Entries supplied:
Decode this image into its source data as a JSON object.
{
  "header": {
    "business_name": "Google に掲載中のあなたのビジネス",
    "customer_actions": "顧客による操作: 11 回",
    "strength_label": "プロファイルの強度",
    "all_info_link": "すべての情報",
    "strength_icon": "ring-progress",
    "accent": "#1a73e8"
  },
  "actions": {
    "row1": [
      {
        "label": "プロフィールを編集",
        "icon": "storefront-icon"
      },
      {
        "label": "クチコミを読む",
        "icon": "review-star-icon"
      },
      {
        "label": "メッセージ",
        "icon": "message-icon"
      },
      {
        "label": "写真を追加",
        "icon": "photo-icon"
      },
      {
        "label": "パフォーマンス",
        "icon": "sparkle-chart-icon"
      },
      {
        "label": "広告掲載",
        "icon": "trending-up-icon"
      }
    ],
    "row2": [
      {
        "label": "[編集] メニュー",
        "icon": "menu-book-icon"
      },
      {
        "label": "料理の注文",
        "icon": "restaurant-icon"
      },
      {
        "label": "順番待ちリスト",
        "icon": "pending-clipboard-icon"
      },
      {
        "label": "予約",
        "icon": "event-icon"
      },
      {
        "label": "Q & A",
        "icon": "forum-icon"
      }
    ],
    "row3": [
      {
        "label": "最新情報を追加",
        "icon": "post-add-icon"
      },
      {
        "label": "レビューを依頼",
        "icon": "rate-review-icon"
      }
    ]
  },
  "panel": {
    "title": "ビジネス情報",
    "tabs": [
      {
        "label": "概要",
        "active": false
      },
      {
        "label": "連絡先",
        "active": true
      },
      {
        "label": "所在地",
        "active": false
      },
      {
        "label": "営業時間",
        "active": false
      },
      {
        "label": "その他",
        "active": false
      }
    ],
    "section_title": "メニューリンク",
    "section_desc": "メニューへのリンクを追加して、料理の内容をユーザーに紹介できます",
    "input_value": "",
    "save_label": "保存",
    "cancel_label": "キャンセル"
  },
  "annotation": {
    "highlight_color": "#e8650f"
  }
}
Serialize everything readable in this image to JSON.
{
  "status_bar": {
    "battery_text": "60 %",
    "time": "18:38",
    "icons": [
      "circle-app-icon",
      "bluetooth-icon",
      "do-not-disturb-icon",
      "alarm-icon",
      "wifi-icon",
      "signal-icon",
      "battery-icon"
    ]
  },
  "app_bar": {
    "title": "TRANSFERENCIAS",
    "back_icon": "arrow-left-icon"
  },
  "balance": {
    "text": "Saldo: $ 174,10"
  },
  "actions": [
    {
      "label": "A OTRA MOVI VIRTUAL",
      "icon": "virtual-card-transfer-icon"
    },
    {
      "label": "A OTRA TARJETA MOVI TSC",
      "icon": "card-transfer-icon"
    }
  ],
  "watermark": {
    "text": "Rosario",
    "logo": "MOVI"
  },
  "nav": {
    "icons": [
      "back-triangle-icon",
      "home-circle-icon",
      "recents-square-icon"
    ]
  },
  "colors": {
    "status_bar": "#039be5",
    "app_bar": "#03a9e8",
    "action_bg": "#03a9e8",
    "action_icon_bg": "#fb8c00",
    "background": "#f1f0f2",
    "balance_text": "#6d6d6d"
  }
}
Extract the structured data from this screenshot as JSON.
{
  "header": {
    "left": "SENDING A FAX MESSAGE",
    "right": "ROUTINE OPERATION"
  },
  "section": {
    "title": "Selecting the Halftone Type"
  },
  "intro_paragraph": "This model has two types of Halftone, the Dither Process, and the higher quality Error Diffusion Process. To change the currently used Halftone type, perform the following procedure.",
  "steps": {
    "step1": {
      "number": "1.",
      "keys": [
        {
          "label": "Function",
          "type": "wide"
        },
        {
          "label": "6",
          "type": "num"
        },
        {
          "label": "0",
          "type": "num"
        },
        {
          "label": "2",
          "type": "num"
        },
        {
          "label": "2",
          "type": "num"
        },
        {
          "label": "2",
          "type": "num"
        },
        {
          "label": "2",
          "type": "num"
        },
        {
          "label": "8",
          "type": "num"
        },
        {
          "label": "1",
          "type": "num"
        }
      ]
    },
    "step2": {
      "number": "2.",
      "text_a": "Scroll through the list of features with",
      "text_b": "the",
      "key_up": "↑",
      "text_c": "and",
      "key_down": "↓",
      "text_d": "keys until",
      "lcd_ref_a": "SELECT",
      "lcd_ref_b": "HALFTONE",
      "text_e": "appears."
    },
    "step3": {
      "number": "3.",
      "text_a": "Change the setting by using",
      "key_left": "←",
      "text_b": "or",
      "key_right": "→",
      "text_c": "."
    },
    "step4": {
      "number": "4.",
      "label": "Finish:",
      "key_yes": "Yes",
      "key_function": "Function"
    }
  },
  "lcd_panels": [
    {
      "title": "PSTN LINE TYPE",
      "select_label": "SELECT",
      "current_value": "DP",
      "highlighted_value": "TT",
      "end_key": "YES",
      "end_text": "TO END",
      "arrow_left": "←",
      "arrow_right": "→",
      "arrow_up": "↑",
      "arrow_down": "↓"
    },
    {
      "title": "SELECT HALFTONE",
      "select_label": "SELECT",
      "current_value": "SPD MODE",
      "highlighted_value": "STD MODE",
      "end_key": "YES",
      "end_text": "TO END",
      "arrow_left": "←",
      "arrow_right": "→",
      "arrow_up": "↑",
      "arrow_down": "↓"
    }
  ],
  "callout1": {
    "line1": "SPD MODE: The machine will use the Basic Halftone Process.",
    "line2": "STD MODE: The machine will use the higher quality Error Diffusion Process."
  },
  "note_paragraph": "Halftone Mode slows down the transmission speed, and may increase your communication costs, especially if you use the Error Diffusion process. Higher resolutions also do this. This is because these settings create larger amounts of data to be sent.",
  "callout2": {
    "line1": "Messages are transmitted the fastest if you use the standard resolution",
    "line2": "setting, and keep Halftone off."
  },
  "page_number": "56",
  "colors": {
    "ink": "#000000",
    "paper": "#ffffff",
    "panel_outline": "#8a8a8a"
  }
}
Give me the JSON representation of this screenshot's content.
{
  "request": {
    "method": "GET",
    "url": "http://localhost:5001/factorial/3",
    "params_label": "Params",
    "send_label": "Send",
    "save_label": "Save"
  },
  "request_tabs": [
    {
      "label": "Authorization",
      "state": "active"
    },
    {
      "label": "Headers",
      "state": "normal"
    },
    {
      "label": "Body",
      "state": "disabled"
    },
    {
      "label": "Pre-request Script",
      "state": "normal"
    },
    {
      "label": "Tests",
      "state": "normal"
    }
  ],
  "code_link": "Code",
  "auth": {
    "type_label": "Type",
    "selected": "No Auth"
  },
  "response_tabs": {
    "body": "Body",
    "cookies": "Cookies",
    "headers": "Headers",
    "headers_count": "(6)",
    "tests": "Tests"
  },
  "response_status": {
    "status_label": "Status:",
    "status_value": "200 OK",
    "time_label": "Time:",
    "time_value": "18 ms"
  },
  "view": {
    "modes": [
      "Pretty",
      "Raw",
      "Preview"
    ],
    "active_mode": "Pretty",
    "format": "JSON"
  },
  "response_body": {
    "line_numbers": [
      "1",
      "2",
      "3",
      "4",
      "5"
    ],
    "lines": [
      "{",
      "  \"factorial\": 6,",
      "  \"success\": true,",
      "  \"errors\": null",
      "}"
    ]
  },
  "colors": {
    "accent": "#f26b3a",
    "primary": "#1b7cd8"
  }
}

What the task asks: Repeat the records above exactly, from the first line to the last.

Task response:
Decode this image into its source data as a JSON object.
{
  "header": {
    "business_name": "Google に掲載中のあなたのビジネス",
    "customer_actions": "顧客による操作: 11 回",
    "strength_label": "プロファイルの強度",
    "all_info_link": "すべての情報",
    "strength_icon": "ring-progress",
    "accent": "#1a73e8"
  },
  "actions": {
    "row1": [
      {
        "label": "プロフィールを編集",
        "icon": "storefront-icon"
      },
      {
        "label": "クチコミを読む",
        "icon": "review-star-icon"
      },
      {
        "label": "メッセージ",
        "icon": "message-icon"
      },
      {
        "label": "写真を追加",
        "icon": "photo-icon"
      },
      {
        "label": "パフォーマンス",
        "icon": "sparkle-chart-icon"
      },
      {
        "label": "広告掲載",
        "icon": "trending-up-icon"
      }
    ],
    "row2": [
      {
        "label": "[編集] メニュー",
        "icon": "menu-book-icon"
      },
      {
        "label": "料理の注文",
        "icon": "restaurant-icon"
      },
      {
        "label": "順番待ちリスト",
        "icon": "pending-clipboard-icon"
      },
      {
        "label": "予約",
        "icon": "event-icon"
      },
      {
        "label": "Q & A",
        "icon": "forum-icon"
      }
    ],
    "row3": [
      {
        "label": "最新情報を追加",
        "icon": "post-add-icon"
      },
      {
        "label": "レビューを依頼",
        "icon": "rate-review-icon"
      }
    ]
  },
  "panel": {
    "title": "ビジネス情報",
    "tabs": [
      {
        "label": "概要",
        "active": false
      },
      {
        "label": "連絡先",
        "active": true
      },
      {
        "label": "所在地",
        "active": false
      },
      {
        "label": "営業時間",
        "active": false
      },
      {
        "label": "その他",
        "active": false
      }
    ],
    "section_title": "メニューリンク",
    "section_desc": "メニューへのリンクを追加して、料理の内容をユーザーに紹介できます",
    "input_value": "",
    "save_label": "保存",
    "cancel_label": "キャンセル"
  },
  "annotation": {
    "highlight_color": "#e8650f"
  }
}
Serialize everything readable in this image to JSON.
{
  "status_bar": {
    "battery_text": "60 %",
    "time": "18:38",
    "icons": [
      "circle-app-icon",
      "bluetooth-icon",
      "do-not-disturb-icon",
      "alarm-icon",
      "wifi-icon",
      "signal-icon",
      "battery-icon"
    ]
  },
  "app_bar": {
    "title": "TRANSFERENCIAS",
    "back_icon": "arrow-left-icon"
  },
  "balance": {
    "text": "Saldo: $ 174,10"
  },
  "actions": [
    {
      "label": "A OTRA MOVI VIRTUAL",
      "icon": "virtual-card-transfer-icon"
    },
    {
      "label": "A OTRA TARJETA MOVI TSC",
      "icon": "card-transfer-icon"
    }
  ],
  "watermark": {
    "text": "Rosario",
    "logo": "MOVI"
  },
  "nav": {
    "icons": [
      "back-triangle-icon",
      "home-circle-icon",
      "recents-square-icon"
    ]
  },
  "colors": {
    "status_bar": "#039be5",
    "app_bar": "#03a9e8",
    "action_bg": "#03a9e8",
    "action_icon_bg": "#fb8c00",
    "background": "#f1f0f2",
    "balance_text": "#6d6d6d"
  }
}
Extract the structured data from this screenshot as JSON.
{
  "header": {
    "left": "SENDING A FAX MESSAGE",
    "right": "ROUTINE OPERATION"
  },
  "section": {
    "title": "Selecting the Halftone Type"
  },
  "intro_paragraph": "This model has two types of Halftone, the Dither Process, and the higher quality Error Diffusion Process. To change the currently used Halftone type, perform the following procedure.",
  "steps": {
    "step1": {
      "number": "1.",
      "keys": [
        {
          "label": "Function",
          "type": "wide"
        },
        {
          "label": "6",
          "type": "num"
        },
        {
          "label": "0",
          "type": "num"
        },
        {
          "label": "2",
          "type": "num"
        },
        {
          "label": "2",
          "type": "num"
        },
        {
          "label": "2",
          "type": "num"
        },
        {
          "label": "2",
          "type": "num"
        },
        {
          "label": "8",
          "type": "num"
        },
        {
          "label": "1",
          "type": "num"
        }
      ]
    },
    "step2": {
      "number": "2.",
      "text_a": "Scroll through the list of features with",
      "text_b": "the",
      "key_up": "↑",
      "text_c": "and",
      "key_down": "↓",
      "text_d": "keys until",
      "lcd_ref_a": "SELECT",
      "lcd_ref_b": "HALFTONE",
      "text_e": "appears."
    },
    "step3": {
      "number": "3.",
      "text_a": "Change the setting by using",
      "key_left": "←",
      "text_b": "or",
      "key_right": "→",
      "text_c": "."
    },
    "step4": {
      "number": "4.",
      "label": "Finish:",
      "key_yes": "Yes",
      "key_function": "Function"
    }
  },
  "lcd_panels": [
    {
      "title": "PSTN LINE TYPE",
      "select_label": "SELECT",
      "current_value": "DP",
      "highlighted_value": "TT",
      "end_key": "YES",
      "end_text": "TO END",
      "arrow_left": "←",
      "arrow_right": "→",
      "arrow_up": "↑",
      "arrow_down": "↓"
    },
    {
      "title": "SELECT HALFTONE",
      "select_label": "SELECT",
      "current_value": "SPD MODE",
      "highlighted_value": "STD MODE",
      "end_key": "YES",
      "end_text": "TO END",
      "arrow_left": "←",
      "arrow_right": "→",
      "arrow_up": "↑",
      "arrow_down": "↓"
    }
  ],
  "callout1": {
    "line1": "SPD MODE: The machine will use the Basic Halftone Process.",
    "line2": "STD MODE: The machine will use the higher quality Error Diffusion Process."
  },
  "note_paragraph": "Halftone Mode slows down the transmission speed, and may increase your communication costs, especially if you use the Error Diffusion process. Higher resolutions also do this. This is because these settings create larger amounts of data to be sent.",
  "callout2": {
    "line1": "Messages are transmitted the fastest if you use the standard resolution",
    "line2": "setting, and keep Halftone off."
  },
  "page_number": "56",
  "colors": {
    "ink": "#000000",
    "paper": "#ffffff",
    "panel_outline": "#8a8a8a"
  }
}
Give me the JSON representation of this screenshot's content.
{
  "request": {
    "method": "GET",
    "url": "http://localhost:5001/factorial/3",
    "params_label": "Params",
    "send_label": "Send",
    "save_label": "Save"
  },
  "request_tabs": [
    {
      "label": "Authorization",
      "state": "active"
    },
    {
      "label": "Headers",
      "state": "normal"
    },
    {
      "label": "Body",
      "state": "disabled"
    },
    {
      "label": "Pre-request Script",
      "state": "normal"
    },
    {
      "label": "Tests",
      "state": "normal"
    }
  ],
  "code_link": "Code",
  "auth": {
    "type_label": "Type",
    "selected": "No Auth"
  },
  "response_tabs": {
    "body": "Body",
    "cookies": "Cookies",
    "headers": "Headers",
    "headers_count": "(6)",
    "tests": "Tests"
  },
  "response_status": {
    "status_label": "Status:",
    "status_value": "200 OK",
    "time_label": "Time:",
    "time_value": "18 ms"
  },
  "view": {
    "modes": [
      "Pretty",
      "Raw",
      "Preview"
    ],
    "active_mode": "Pretty",
    "format": "JSON"
  },
  "response_body": {
    "line_numbers": [
      "1",
      "2",
      "3",
      "4",
      "5"
    ],
    "lines": [
      "{",
      "  \"factorial\": 6,",
      "  \"success\": true,",
      "  \"errors\": null",
      "}"
    ]
  },
  "colors": {
    "accent": "#f26b3a",
    "primary": "#1b7cd8"
  }
}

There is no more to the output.